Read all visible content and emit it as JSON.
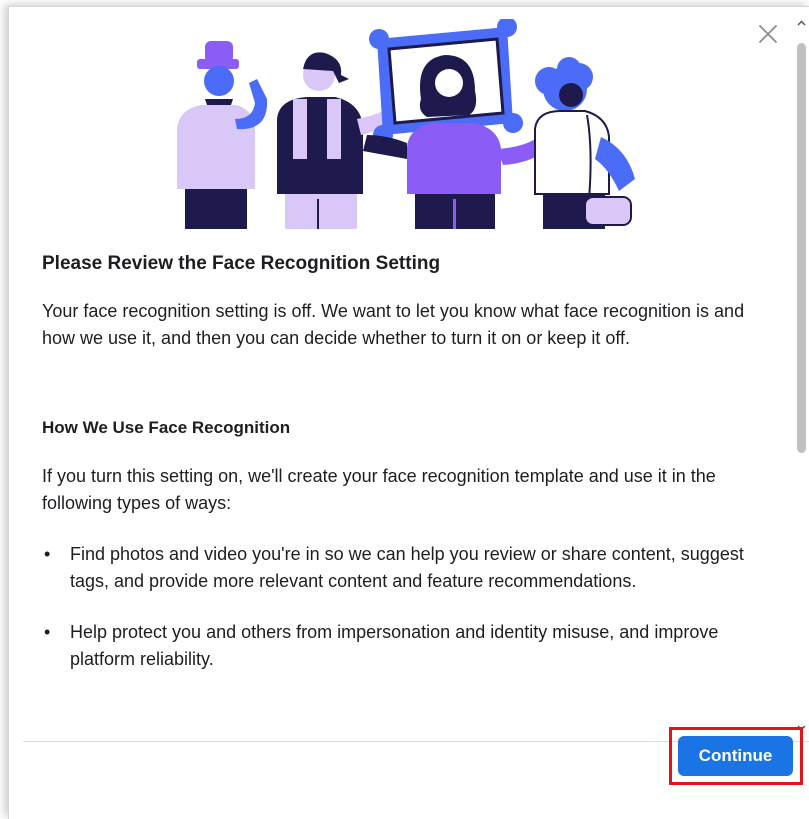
{
  "dialog": {
    "title": "Please Review the Face Recognition Setting",
    "intro": "Your face recognition setting is off. We want to let you know what face recognition is and how we use it, and then you can decide whether to turn it on or keep it off.",
    "section_title": "How We Use Face Recognition",
    "usage_intro": "If you turn this setting on, we'll create your face recognition template and use it in the following types of ways:",
    "bullets": [
      "Find photos and video you're in so we can help you review or share content, suggest tags, and provide more relevant content and feature recommendations.",
      "Help protect you and others from impersonation and identity misuse, and improve platform reliability."
    ],
    "bullet_symbol": "•",
    "continue_label": "Continue",
    "close_icon": "close-icon"
  },
  "colors": {
    "primary_blue": "#1b74e4",
    "illustration_blue": "#4a6cf7",
    "illustration_purple": "#8b5cf6",
    "illustration_lavender": "#d9c8f7",
    "dark_navy": "#1e1a4d",
    "highlight_red": "#e0141e",
    "text": "#1c1e21"
  }
}
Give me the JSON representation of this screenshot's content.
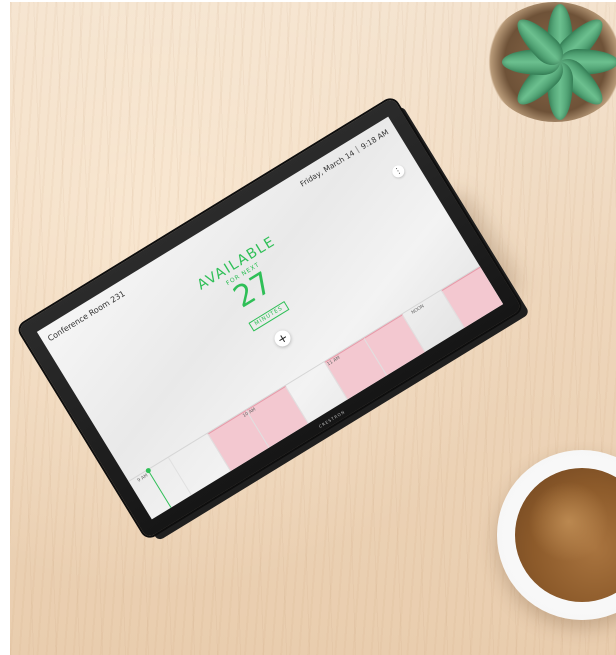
{
  "room_name": "Conference Room 231",
  "date": "Friday, March 14",
  "time": "9:18 AM",
  "status": {
    "state": "AVAILABLE",
    "subtitle": "FOR NEXT",
    "minutes": "27",
    "unit": "MINUTES"
  },
  "buttons": {
    "more_label": "⋮",
    "add_label": "+"
  },
  "device_brand": "CRESTRON",
  "timeline": {
    "ticks": [
      "9 AM",
      "10 AM",
      "11 AM",
      "NOON"
    ],
    "segments": [
      {
        "busy": false
      },
      {
        "busy": false
      },
      {
        "busy": true
      },
      {
        "busy": true
      },
      {
        "busy": false
      },
      {
        "busy": true
      },
      {
        "busy": true
      },
      {
        "busy": false
      },
      {
        "busy": true
      }
    ]
  },
  "colors": {
    "available": "#2fbf57",
    "busy": "#f3c8d0"
  }
}
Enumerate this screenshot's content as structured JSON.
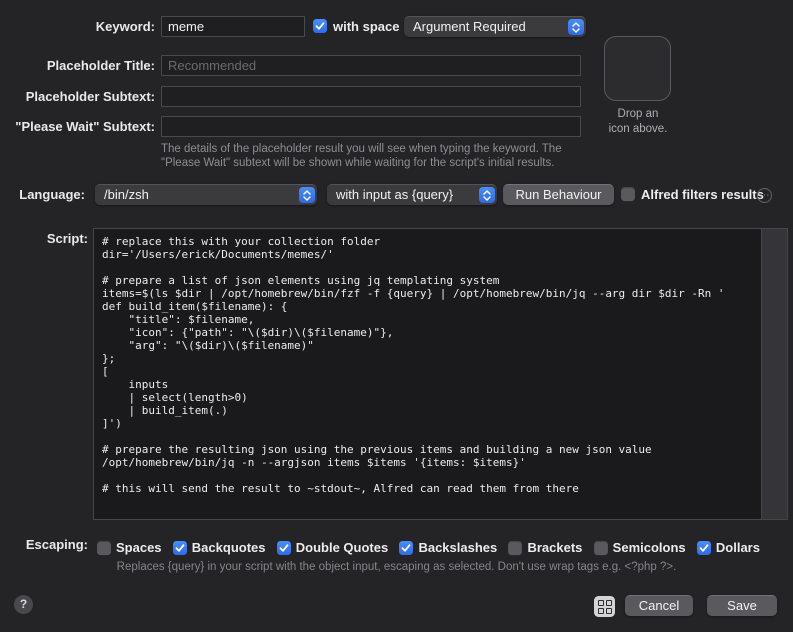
{
  "keyword_row": {
    "label": "Keyword:",
    "value": "meme",
    "with_space_label": "with space",
    "with_space_checked": true,
    "argument_select": "Argument Required"
  },
  "placeholder_title": {
    "label": "Placeholder Title:",
    "value": "",
    "placeholder": "Recommended"
  },
  "placeholder_subtext": {
    "label": "Placeholder Subtext:",
    "value": "",
    "placeholder": ""
  },
  "please_wait": {
    "label": "\"Please Wait\" Subtext:",
    "value": "",
    "placeholder": ""
  },
  "placeholder_hint": "The details of the placeholder result you will see when typing the keyword. The \"Please Wait\" subtext will be shown while waiting for the script's initial results.",
  "icon_well": {
    "caption": "Drop an\nicon above."
  },
  "language_row": {
    "label": "Language:",
    "language": "/bin/zsh",
    "input_mode": "with input as {query}",
    "run_button": "Run Behaviour",
    "filters_label": "Alfred filters results",
    "filters_checked": false,
    "options_icon": "ellipsis-icon"
  },
  "script": {
    "label": "Script:",
    "code": "# replace this with your collection folder\ndir='/Users/erick/Documents/memes/'\n\n# prepare a list of json elements using jq templating system\nitems=$(ls $dir | /opt/homebrew/bin/fzf -f {query} | /opt/homebrew/bin/jq --arg dir $dir -Rn '\ndef build_item($filename): {\n    \"title\": $filename,\n    \"icon\": {\"path\": \"\\($dir)\\($filename)\"},\n    \"arg\": \"\\($dir)\\($filename)\"\n};\n[\n    inputs\n    | select(length>0)\n    | build_item(.)\n]')\n\n# prepare the resulting json using the previous items and building a new json value\n/opt/homebrew/bin/jq -n --argjson items $items '{items: $items}'\n\n# this will send the result to ~stdout~, Alfred can read them from there"
  },
  "escaping": {
    "label": "Escaping:",
    "options": [
      {
        "label": "Spaces",
        "checked": false
      },
      {
        "label": "Backquotes",
        "checked": true
      },
      {
        "label": "Double Quotes",
        "checked": true
      },
      {
        "label": "Backslashes",
        "checked": true
      },
      {
        "label": "Brackets",
        "checked": false
      },
      {
        "label": "Semicolons",
        "checked": false
      },
      {
        "label": "Dollars",
        "checked": true
      }
    ]
  },
  "escaping_note": "Replaces {query} in your script with the object input, escaping as selected. Don't use wrap tags e.g. <?php ?>.",
  "footer": {
    "help": "?",
    "cancel": "Cancel",
    "save": "Save"
  },
  "colors": {
    "accent_blue": "#3478f6",
    "window_bg": "#242427",
    "script_bg": "#1a1a1c"
  }
}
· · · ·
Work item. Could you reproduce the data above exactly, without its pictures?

Result of this exercise.
Read all visible content and emit it as JSON.
{
  "dialog": {
    "title": "Please Review the Face Recognition Setting",
    "intro": "Your face recognition setting is off. We want to let you know what face recognition is and how we use it, and then you can decide whether to turn it on or keep it off.",
    "section_title": "How We Use Face Recognition",
    "usage_intro": "If you turn this setting on, we'll create your face recognition template and use it in the following types of ways:",
    "bullets": [
      "Find photos and video you're in so we can help you review or share content, suggest tags, and provide more relevant content and feature recommendations.",
      "Help protect you and others from impersonation and identity misuse, and improve platform reliability."
    ],
    "bullet_symbol": "•",
    "continue_label": "Continue",
    "close_icon": "close-icon"
  },
  "colors": {
    "primary_blue": "#1b74e4",
    "illustration_blue": "#4a6cf7",
    "illustration_purple": "#8b5cf6",
    "illustration_lavender": "#d9c8f7",
    "dark_navy": "#1e1a4d",
    "highlight_red": "#e0141e",
    "text": "#1c1e21"
  }
}
Give me the JSON representation of this screenshot's content.
{
  "room_name": "Conference Room 231",
  "date": "Friday, March 14",
  "time": "9:18 AM",
  "status": {
    "state": "AVAILABLE",
    "subtitle": "FOR NEXT",
    "minutes": "27",
    "unit": "MINUTES"
  },
  "buttons": {
    "more_label": "⋮",
    "add_label": "+"
  },
  "device_brand": "CRESTRON",
  "timeline": {
    "ticks": [
      "9 AM",
      "10 AM",
      "11 AM",
      "NOON"
    ],
    "segments": [
      {
        "busy": false
      },
      {
        "busy": false
      },
      {
        "busy": true
      },
      {
        "busy": true
      },
      {
        "busy": false
      },
      {
        "busy": true
      },
      {
        "busy": true
      },
      {
        "busy": false
      },
      {
        "busy": true
      }
    ]
  },
  "colors": {
    "available": "#2fbf57",
    "busy": "#f3c8d0"
  }
}
Enumerate this screenshot's content as structured JSON.
{
  "keyword_row": {
    "label": "Keyword:",
    "value": "meme",
    "with_space_label": "with space",
    "with_space_checked": true,
    "argument_select": "Argument Required"
  },
  "placeholder_title": {
    "label": "Placeholder Title:",
    "value": "",
    "placeholder": "Recommended"
  },
  "placeholder_subtext": {
    "label": "Placeholder Subtext:",
    "value": "",
    "placeholder": ""
  },
  "please_wait": {
    "label": "\"Please Wait\" Subtext:",
    "value": "",
    "placeholder": ""
  },
  "placeholder_hint": "The details of the placeholder result you will see when typing the keyword. The \"Please Wait\" subtext will be shown while waiting for the script's initial results.",
  "icon_well": {
    "caption": "Drop an\nicon above."
  },
  "language_row": {
    "label": "Language:",
    "language": "/bin/zsh",
    "input_mode": "with input as {query}",
    "run_button": "Run Behaviour",
    "filters_label": "Alfred filters results",
    "filters_checked": false,
    "options_icon": "ellipsis-icon"
  },
  "script": {
    "label": "Script:",
    "code": "# replace this with your collection folder\ndir='/Users/erick/Documents/memes/'\n\n# prepare a list of json elements using jq templating system\nitems=$(ls $dir | /opt/homebrew/bin/fzf -f {query} | /opt/homebrew/bin/jq --arg dir $dir -Rn '\ndef build_item($filename): {\n    \"title\": $filename,\n    \"icon\": {\"path\": \"\\($dir)\\($filename)\"},\n    \"arg\": \"\\($dir)\\($filename)\"\n};\n[\n    inputs\n    | select(length>0)\n    | build_item(.)\n]')\n\n# prepare the resulting json using the previous items and building a new json value\n/opt/homebrew/bin/jq -n --argjson items $items '{items: $items}'\n\n# this will send the result to ~stdout~, Alfred can read them from there"
  },
  "escaping": {
    "label": "Escaping:",
    "options": [
      {
        "label": "Spaces",
        "checked": false
      },
      {
        "label": "Backquotes",
        "checked": true
      },
      {
        "label": "Double Quotes",
        "checked": true
      },
      {
        "label": "Backslashes",
        "checked": true
      },
      {
        "label": "Brackets",
        "checked": false
      },
      {
        "label": "Semicolons",
        "checked": false
      },
      {
        "label": "Dollars",
        "checked": true
      }
    ]
  },
  "escaping_note": "Replaces {query} in your script with the object input, escaping as selected. Don't use wrap tags e.g. <?php ?>.",
  "footer": {
    "help": "?",
    "cancel": "Cancel",
    "save": "Save"
  },
  "colors": {
    "accent_blue": "#3478f6",
    "window_bg": "#242427",
    "script_bg": "#1a1a1c"
  }
}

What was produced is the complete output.